TV shows set in New York, L.A., Miami? Been there, done that, moving on

Homicide detective Jim Longworth was up to his ears in hurricanes, mosquitoes and gators, a constant reminder that he’d traded fast-paced Chicago for a town called Pahokee and other swampy environs. His new stomping ground in rural Florida was only a few hours but a world away from trendy South Beach.

As the crime-solving hero of “The Glades,” A&E’s most-watched show in its first season, Longworth (played by Matt Passmore) waded through muck in sugar cane fields, investigated a community filled with psychics and dug for buried treasure. No wonder he needed the locals to interpret for him.

“It’s not ‘Burn Notice’ or ' Miami Vice’ — it’s a show about the other Florida, the one we haven’t seen,” said Tana Nugent Jamieson, senior vice president, drama programming, at A&E. “And it has an eerie quality to it that stems from those out-of-the-way places.”

“The Glades,” which will return for a second season next year, is one of a number of TV series that have purposely strayed from glamorous settings like Manhattan and Los Angeles. Though those go-to locales are still prevalent in new network shows such as NBC’s “Law & Order: Los Angeles,” CBS’ “Blue Bloods” and ABC’s “The Whole Truth,” there’s a growing number that are mining small-town America and off-the-beaten-path cities for their inspiration.


ABC’s “Detroit 1-8-7" films in the Motor City, the first network show to do so, and CBS’ sitcom “Mike & Molly” revels in its Midwestern working-class neighborhoods. Cable channels are rife with out-of-the-way settings, including FX’s noir-ish “Terriers” in San Diego; TNT’s recently renewed “Memphis Beat”; TV Land’s first scripted sitcom, “Hot in Cleveland”; and Showtime’s “The Big C,” set in Minneapolis.

The suburbs and little-used locales may not boast the sex appeal of L.A. or Miami, but producers say they offer tax incentives that keep costs down and give a sense of authenticity that urban centers can’t match.

They can also bring the funny, as in Greg Garcia’s redneck version of Any Town, U.S.A., made famous in his NBC sitcom, “My Name Is Earl.” His new Fox series, “Raising Hope,” has a similar scruffy feel, populated by tough-talking, blue-collar characters.

“A show like ' Entourage’ is lifestyle porn, and I understand why people get into that world,” Garcia said of the Hollywood-centric HBO comedy. “But I like places that feel more real to me. I like quirky.”


He wrote the “Raising Hope” pilot while he was in western Michigan and envisioned those small towns as the setting for the story of a young father and his family who unexpectedly find themselves rearing an infant.
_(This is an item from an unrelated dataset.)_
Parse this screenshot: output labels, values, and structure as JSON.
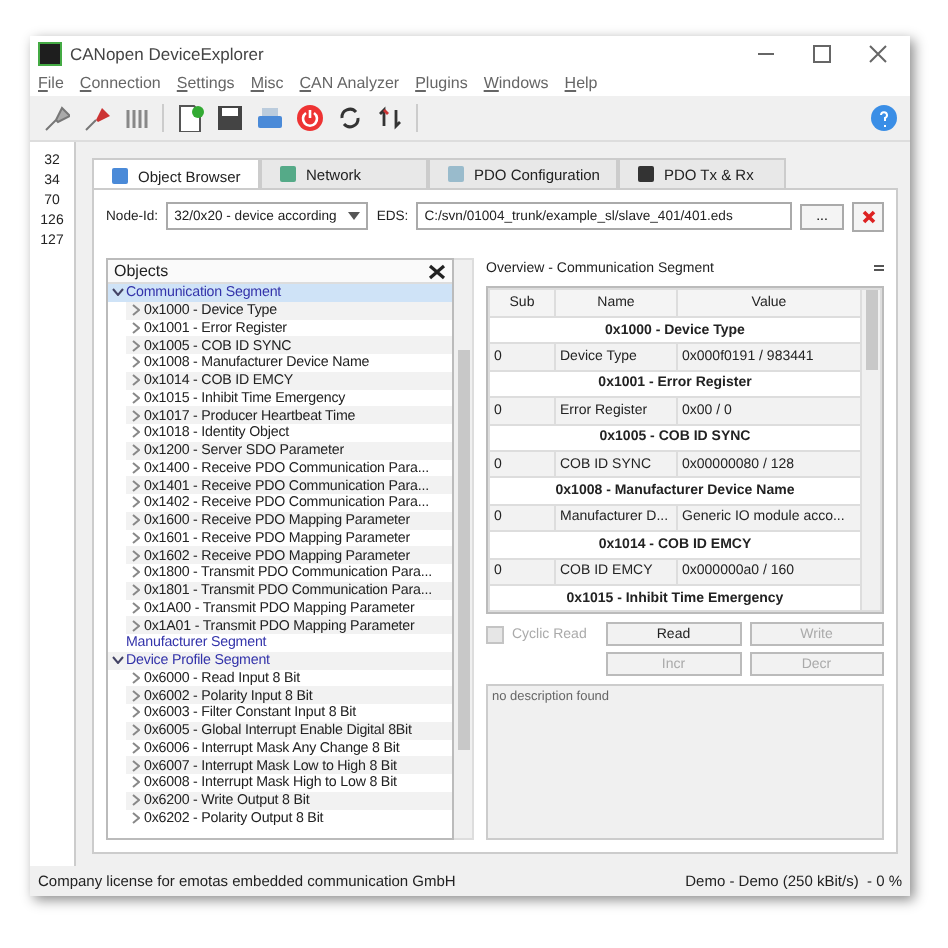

He doesn’t name “Raising Hope’s” hometown, but viewers will surely understand that it’s not an urban, sophisticated backdrop.

“Nobody will mistake the family’s house for Frasier’s apartment in Seattle,” he said.

Nor would they think they’re in a cosmopolitan spot when they’re watching “Hot in Cleveland,” a comedy about L.A. expats starring Valerie Bertinelli, Jane Leeves, Wendie Malick and Betty White that returns for Season 2 early next year.

“We love celebrating Middle America because, as these characters find out, it’s a grounded place that has its priorities in check,” said Keith Cox, executive vice president, programming and development, at TV Land. “It’s completely different from what they know and they struggle to fit in.”


Sometimes producers choose a location specifically for its grit and grime. Jason Richman, creator of “Detroit 1-8-7,” said the Rust Belt city is so intrinsic to the cop drama that the show couldn’t have been shot anywhere else. Good thing the tax breaks are fat in Michigan, though there’s little infrastructure in place for a TV production. (The crew retrofitted an old Chrysler building to stand in for police headquarters.)

“Our stories are very Detroit-specific and the characters are all woven from the fabric of this place,” Richman said. “The audience might not know the city, but I think they’ll be able to relate to it.”

Producers had to reassure nervous city officials that they wouldn’t add to the violence-and-unemployment-wracked Detroit’s woes by kicking it while it’s down. They’ve made it a practice to reach out to the community, and information they’re gleaning is being written into the scripts, Richman said.

Clifton Campbell, creator and executive producer of “The Glades,” was concerned enough with his unsexy setting that he wrote an entire script for the show, instead of an outline, to convey the flavor of obscure parts of south Florida. It helped sell the series, he said, especially when his hero, Longworth, was working for the little-known Florida Department of Law Enforcement, not a showy federal agency like the FBI.


Though it’s set in fictional Palm Glades, the drama films in Broward County, Fla., home to sun, sand and palm trees, along with inland locations that are 180 degrees from the traditional tropical backdrop.

“There’s all this sublime beauty in the Everglades and you can feel the heat kicking up off the ground,” said Campbell, who’s a native of small-town Florida. “But there’s also a murkiness to it. It’s an environment that’s just so ripe for weird, unique stories.”